Below are the entries; set down each of them exactly.

[Data shown Boundary: Start]

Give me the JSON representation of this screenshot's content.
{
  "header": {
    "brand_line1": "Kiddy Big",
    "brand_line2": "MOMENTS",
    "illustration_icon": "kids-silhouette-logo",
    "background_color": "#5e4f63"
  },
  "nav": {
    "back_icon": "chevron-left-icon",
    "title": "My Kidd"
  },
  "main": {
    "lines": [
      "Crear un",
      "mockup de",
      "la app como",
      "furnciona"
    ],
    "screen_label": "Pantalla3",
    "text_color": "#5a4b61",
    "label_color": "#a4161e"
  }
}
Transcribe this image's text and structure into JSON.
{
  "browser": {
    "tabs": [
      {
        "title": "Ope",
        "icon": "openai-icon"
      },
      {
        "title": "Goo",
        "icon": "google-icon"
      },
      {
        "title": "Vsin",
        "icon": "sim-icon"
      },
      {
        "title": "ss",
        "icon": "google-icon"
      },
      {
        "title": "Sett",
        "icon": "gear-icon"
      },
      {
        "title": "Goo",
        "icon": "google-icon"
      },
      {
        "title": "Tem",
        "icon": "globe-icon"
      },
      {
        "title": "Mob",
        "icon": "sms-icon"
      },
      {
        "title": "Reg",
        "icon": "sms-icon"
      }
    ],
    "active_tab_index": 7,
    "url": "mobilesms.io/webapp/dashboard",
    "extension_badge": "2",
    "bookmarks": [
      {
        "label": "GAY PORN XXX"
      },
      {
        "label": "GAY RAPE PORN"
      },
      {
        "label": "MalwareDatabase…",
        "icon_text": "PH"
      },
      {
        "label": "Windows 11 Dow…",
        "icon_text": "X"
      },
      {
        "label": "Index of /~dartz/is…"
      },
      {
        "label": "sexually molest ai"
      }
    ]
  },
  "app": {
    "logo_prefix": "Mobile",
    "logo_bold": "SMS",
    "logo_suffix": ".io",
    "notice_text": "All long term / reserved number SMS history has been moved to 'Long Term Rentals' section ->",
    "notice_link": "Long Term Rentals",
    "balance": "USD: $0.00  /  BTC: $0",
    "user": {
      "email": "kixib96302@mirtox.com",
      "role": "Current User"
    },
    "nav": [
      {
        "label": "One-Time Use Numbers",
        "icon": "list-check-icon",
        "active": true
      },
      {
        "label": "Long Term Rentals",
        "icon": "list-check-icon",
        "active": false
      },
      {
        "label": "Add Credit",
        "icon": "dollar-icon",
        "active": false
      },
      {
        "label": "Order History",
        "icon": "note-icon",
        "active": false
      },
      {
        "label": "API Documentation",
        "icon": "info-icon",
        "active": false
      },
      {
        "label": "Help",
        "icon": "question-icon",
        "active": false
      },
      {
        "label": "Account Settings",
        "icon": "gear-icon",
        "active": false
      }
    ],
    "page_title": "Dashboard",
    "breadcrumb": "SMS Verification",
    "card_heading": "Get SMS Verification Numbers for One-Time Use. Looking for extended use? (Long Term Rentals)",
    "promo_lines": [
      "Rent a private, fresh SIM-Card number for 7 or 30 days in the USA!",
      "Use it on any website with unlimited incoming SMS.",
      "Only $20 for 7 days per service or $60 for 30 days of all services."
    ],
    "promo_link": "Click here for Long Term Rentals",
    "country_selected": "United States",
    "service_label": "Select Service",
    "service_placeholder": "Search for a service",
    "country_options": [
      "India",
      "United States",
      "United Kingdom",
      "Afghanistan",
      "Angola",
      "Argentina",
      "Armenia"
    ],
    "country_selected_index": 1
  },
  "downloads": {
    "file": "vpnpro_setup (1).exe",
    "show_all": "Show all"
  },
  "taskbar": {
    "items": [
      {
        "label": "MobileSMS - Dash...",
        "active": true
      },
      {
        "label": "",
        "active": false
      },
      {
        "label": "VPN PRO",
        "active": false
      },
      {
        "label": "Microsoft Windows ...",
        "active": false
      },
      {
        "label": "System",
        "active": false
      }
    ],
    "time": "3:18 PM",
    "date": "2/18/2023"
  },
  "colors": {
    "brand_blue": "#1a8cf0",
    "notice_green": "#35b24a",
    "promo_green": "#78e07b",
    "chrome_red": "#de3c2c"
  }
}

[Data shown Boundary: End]

§ Solution
Give me the JSON representation of this screenshot's content.
{
  "header": {
    "brand_line1": "Kiddy Big",
    "brand_line2": "MOMENTS",
    "illustration_icon": "kids-silhouette-logo",
    "background_color": "#5e4f63"
  },
  "nav": {
    "back_icon": "chevron-left-icon",
    "title": "My Kidd"
  },
  "main": {
    "lines": [
      "Crear un",
      "mockup de",
      "la app como",
      "furnciona"
    ],
    "screen_label": "Pantalla3",
    "text_color": "#5a4b61",
    "label_color": "#a4161e"
  }
}
Transcribe this image's text and structure into JSON.
{
  "browser": {
    "tabs": [
      {
        "title": "Ope",
        "icon": "openai-icon"
      },
      {
        "title": "Goo",
        "icon": "google-icon"
      },
      {
        "title": "Vsin",
        "icon": "sim-icon"
      },
      {
        "title": "ss",
        "icon": "google-icon"
      },
      {
        "title": "Sett",
        "icon": "gear-icon"
      },
      {
        "title": "Goo",
        "icon": "google-icon"
      },
      {
        "title": "Tem",
        "icon": "globe-icon"
      },
      {
        "title": "Mob",
        "icon": "sms-icon"
      },
      {
        "title": "Reg",
        "icon": "sms-icon"
      }
    ],
    "active_tab_index": 7,
    "url": "mobilesms.io/webapp/dashboard",
    "extension_badge": "2",
    "bookmarks": [
      {
        "label": "GAY PORN XXX"
      },
      {
        "label": "GAY RAPE PORN"
      },
      {
        "label": "MalwareDatabase…",
        "icon_text": "PH"
      },
      {
        "label": "Windows 11 Dow…",
        "icon_text": "X"
      },
      {
        "label": "Index of /~dartz/is…"
      },
      {
        "label": "sexually molest ai"
      }
    ]
  },
  "app": {
    "logo_prefix": "Mobile",
    "logo_bold": "SMS",
    "logo_suffix": ".io",
    "notice_text": "All long term / reserved number SMS history has been moved to 'Long Term Rentals' section ->",
    "notice_link": "Long Term Rentals",
    "balance": "USD: $0.00  /  BTC: $0",
    "user": {
      "email": "kixib96302@mirtox.com",
      "role": "Current User"
    },
    "nav": [
      {
        "label": "One-Time Use Numbers",
        "icon": "list-check-icon",
        "active": true
      },
      {
        "label": "Long Term Rentals",
        "icon": "list-check-icon",
        "active": false
      },
      {
        "label": "Add Credit",
        "icon": "dollar-icon",
        "active": false
      },
      {
        "label": "Order History",
        "icon": "note-icon",
        "active": false
      },
      {
        "label": "API Documentation",
        "icon": "info-icon",
        "active": false
      },
      {
        "label": "Help",
        "icon": "question-icon",
        "active": false
      },
      {
        "label": "Account Settings",
        "icon": "gear-icon",
        "active": false
      }
    ],
    "page_title": "Dashboard",
    "breadcrumb": "SMS Verification",
    "card_heading": "Get SMS Verification Numbers for One-Time Use. Looking for extended use? (Long Term Rentals)",
    "promo_lines": [
      "Rent a private, fresh SIM-Card number for 7 or 30 days in the USA!",
      "Use it on any website with unlimited incoming SMS.",
      "Only $20 for 7 days per service or $60 for 30 days of all services."
    ],
    "promo_link": "Click here for Long Term Rentals",
    "country_selected": "United States",
    "service_label": "Select Service",
    "service_placeholder": "Search for a service",
    "country_options": [
      "India",
      "United States",
      "United Kingdom",
      "Afghanistan",
      "Angola",
      "Argentina",
      "Armenia"
    ],
    "country_selected_index": 1
  },
  "downloads": {
    "file": "vpnpro_setup (1).exe",
    "show_all": "Show all"
  },
  "taskbar": {
    "items": [
      {
        "label": "MobileSMS - Dash...",
        "active": true
      },
      {
        "label": "",
        "active": false
      },
      {
        "label": "VPN PRO",
        "active": false
      },
      {
        "label": "Microsoft Windows ...",
        "active": false
      },
      {
        "label": "System",
        "active": false
      }
    ],
    "time": "3:18 PM",
    "date": "2/18/2023"
  },
  "colors": {
    "brand_blue": "#1a8cf0",
    "notice_green": "#35b24a",
    "promo_green": "#78e07b",
    "chrome_red": "#de3c2c"
  }
}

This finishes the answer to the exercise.